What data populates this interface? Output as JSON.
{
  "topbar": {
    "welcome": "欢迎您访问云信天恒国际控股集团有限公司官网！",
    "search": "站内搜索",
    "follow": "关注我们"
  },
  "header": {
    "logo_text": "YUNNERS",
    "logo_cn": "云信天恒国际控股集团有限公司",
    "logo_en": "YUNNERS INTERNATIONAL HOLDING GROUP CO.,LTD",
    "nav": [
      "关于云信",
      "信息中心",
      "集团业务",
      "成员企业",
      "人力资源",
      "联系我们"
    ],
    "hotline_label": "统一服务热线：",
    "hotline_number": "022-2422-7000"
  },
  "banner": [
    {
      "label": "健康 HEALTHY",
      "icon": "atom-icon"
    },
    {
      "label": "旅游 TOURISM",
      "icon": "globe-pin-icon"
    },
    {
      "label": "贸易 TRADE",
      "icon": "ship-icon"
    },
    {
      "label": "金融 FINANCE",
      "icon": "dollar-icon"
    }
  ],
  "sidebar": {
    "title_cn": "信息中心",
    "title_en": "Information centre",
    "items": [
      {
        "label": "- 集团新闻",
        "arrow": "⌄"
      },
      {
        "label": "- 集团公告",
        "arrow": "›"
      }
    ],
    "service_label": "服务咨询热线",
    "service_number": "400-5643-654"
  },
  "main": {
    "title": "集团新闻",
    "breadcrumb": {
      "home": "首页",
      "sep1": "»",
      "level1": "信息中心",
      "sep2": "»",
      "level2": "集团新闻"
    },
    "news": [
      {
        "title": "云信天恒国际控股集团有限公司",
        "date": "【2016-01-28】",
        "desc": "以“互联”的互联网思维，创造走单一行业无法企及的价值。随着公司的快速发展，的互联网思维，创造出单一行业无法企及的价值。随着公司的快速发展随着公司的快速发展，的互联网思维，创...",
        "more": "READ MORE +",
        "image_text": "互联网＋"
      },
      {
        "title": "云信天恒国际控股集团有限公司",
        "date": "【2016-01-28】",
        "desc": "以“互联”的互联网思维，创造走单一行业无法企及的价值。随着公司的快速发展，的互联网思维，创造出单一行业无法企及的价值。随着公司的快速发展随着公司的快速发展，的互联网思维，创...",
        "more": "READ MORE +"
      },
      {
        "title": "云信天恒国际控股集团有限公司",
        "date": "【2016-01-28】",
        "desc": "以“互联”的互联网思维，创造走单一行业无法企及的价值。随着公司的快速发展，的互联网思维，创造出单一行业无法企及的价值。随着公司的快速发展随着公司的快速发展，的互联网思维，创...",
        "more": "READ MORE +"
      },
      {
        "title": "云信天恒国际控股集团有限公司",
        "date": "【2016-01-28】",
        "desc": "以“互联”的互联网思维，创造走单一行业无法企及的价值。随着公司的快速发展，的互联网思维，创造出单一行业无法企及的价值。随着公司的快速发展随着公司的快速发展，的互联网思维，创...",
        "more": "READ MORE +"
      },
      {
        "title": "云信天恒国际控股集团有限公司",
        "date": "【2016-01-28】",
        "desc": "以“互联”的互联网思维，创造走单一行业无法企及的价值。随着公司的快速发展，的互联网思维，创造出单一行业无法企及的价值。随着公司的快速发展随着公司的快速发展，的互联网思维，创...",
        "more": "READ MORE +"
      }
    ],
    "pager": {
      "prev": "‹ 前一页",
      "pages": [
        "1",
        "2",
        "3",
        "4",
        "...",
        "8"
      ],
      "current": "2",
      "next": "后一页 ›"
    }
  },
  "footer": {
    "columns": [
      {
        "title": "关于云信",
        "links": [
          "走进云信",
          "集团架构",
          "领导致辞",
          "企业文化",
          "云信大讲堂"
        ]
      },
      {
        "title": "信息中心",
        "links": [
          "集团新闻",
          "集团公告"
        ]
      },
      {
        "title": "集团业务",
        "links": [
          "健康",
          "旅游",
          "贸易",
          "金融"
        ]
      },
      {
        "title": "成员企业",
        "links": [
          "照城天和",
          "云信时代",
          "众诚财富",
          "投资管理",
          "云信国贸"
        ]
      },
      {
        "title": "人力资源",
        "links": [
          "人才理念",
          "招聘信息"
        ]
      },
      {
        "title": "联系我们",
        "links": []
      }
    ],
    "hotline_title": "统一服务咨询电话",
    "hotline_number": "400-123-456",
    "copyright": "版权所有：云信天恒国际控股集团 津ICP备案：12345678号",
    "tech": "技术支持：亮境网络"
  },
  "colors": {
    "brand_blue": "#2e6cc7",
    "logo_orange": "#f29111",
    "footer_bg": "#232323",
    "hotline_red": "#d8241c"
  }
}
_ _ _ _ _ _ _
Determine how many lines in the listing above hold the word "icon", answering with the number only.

> _Exercise output_
4